Tuesday, February 6, 2007

Chanel No. 5 Part 1

In the 1962 film "Two for the Seesaw" Robert Mitchum plays Jerry Ryan, a man who has walked away from a loveless marriage. His life was cushy, as he was a nobody who had married an heiress. He never had to exert himself much, and after a dozen years of marriage, he was in a very posh but unbearable rut. Shirley MacLaine plays Gittel Moskowitz, a bohemian New Yorker who is struggling as a dancer. Jerry begins an affair with Gittel and she clearly adores him. He is what some people would call an indecisive jerk. His wife sues him for divorce. There is a scene where Jerry gives Gittel a present. She opens it, and is surprised that it is a bar of soap. He explains it is Chanel No. 5 soap, very expensive, ("Five dollars!" he says, remember it is 1962--the same bar would cost approx. twenty dollars today.) Gittel is impressed. But the whole scene says one thing to me: He misses his wife and the scent of Chanel No 5 is symbolic of being near her, with her, enjoying that easy life. His wife took care of everything for him, but Gittel expects him to be a grown up man.
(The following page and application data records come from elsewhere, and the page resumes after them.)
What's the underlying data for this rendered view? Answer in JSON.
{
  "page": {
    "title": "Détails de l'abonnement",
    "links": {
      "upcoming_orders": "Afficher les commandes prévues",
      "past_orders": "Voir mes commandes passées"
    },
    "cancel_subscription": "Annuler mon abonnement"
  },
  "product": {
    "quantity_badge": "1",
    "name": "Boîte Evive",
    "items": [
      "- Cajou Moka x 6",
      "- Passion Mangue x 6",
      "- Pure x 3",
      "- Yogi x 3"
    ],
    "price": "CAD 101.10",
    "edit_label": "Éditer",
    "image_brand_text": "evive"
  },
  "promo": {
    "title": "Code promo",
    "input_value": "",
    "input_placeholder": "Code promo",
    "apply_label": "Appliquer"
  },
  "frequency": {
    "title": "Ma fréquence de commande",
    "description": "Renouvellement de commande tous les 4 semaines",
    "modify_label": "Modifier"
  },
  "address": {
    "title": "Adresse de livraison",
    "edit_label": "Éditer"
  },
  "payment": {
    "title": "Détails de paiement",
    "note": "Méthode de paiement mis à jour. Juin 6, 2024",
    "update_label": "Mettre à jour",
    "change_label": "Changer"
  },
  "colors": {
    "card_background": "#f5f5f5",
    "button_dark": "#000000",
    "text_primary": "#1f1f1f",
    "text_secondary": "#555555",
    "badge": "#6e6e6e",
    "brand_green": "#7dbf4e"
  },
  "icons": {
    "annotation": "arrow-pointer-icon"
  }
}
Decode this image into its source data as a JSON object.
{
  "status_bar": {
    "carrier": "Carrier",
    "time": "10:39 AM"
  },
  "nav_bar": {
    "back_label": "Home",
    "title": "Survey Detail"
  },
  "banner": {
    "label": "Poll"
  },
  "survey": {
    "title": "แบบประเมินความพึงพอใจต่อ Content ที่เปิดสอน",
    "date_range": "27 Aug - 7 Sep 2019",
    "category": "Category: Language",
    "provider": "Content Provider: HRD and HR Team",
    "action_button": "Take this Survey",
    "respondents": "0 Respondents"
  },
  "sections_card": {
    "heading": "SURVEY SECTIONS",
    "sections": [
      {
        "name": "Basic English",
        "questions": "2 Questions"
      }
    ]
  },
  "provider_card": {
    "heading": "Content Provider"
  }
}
An instant later, Jerry is hugging Gittel and says she smells even better than Chanel No. 5. But who is he kidding? Gittel has a collection of perfumes on a dresser in her apartment, so we know she uses scent. The moment Jerry purchases the Chanel No. 5 soap, we know he is not accepting Gittel as she is, and he never will. We also know that Gittel is better off without Jerry. This is an interesting pyschological drama.